A researcher’s roll through the microfilm
Think newspapers did a better job with spelling, punctuation and grammar in the old days? Read on.
About six months back, I was scanning newspaper microfilm covering the World War II era when I spotted a story that demanded a read. I can’t recall the topic right now, but I perused the story to the place it continued from one page to inside the newspaper.
When I turned inside the newspaper, the story’s jump did not appear where it should have been. In fact, it was not anywhere in the newspaper.
This was another case, I thought, of typos, lack of precision and other mistakes that riddled newspapers of that day.
Some well-meaning readers have the nostalgic — but misguided — view that the demise of proofreaders about 20 years ago led to the introduction of plentiful grammatical miscues and other errors into newspapers. Just roll through microfilmed newspapers from the 1800s and 1900s sometime, and you’ll see my point.
Simply put, improved technology aids precision, according to academic studies. The clunky linotypes of old meant more errors and made correcting such mistakes more difficult than in computerized newsrooms today.
We received a particularly caustic letter the other day from a reader who did not mean well. She pointed to our problems with “grammer.”
After pondering such letters for years, it seems that the readers who are most dissatisfied with the newspaper’s grammar introduce the most errors into their own critiques.
Perhaps their anger clouds their precision.
Having said this, readers might be surprised how seriously our journalists take critiques from readers.
And your anger means you care. Nothing is worse than apathy.
So, keep those e-mails, cards and letters about our errors coming.

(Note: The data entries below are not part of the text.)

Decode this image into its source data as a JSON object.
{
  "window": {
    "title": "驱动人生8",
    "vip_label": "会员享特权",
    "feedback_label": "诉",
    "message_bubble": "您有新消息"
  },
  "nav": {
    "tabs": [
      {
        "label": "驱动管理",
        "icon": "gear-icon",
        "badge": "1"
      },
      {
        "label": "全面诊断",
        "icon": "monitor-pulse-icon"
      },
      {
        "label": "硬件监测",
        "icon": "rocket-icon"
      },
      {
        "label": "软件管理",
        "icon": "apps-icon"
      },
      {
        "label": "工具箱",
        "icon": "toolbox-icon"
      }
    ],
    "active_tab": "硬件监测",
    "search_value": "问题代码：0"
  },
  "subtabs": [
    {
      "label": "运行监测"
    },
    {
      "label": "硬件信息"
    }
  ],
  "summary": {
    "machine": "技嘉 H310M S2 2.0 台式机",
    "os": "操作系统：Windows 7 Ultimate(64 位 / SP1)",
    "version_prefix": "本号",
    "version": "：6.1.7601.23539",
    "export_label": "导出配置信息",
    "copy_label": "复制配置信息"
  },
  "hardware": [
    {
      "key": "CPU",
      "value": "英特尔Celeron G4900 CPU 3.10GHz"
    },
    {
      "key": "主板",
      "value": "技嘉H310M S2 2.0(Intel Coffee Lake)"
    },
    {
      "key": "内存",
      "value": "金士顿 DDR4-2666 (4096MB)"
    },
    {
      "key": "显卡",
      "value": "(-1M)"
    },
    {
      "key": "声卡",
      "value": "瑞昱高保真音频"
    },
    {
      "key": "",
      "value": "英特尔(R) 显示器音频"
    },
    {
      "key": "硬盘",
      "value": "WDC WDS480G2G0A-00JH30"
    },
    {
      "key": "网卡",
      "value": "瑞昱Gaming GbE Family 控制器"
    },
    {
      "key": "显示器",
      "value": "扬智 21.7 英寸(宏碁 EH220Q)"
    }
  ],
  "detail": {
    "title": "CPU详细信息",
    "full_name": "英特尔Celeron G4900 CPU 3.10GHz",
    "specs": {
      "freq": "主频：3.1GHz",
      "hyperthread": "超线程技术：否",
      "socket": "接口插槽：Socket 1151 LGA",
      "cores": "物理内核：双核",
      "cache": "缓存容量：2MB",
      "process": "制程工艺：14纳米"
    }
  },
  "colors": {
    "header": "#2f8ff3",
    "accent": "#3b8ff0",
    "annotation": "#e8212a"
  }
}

But please don’t yearn for your “error-free” newspaper of yore.
Related post: Martin Library leaves microfilm behind.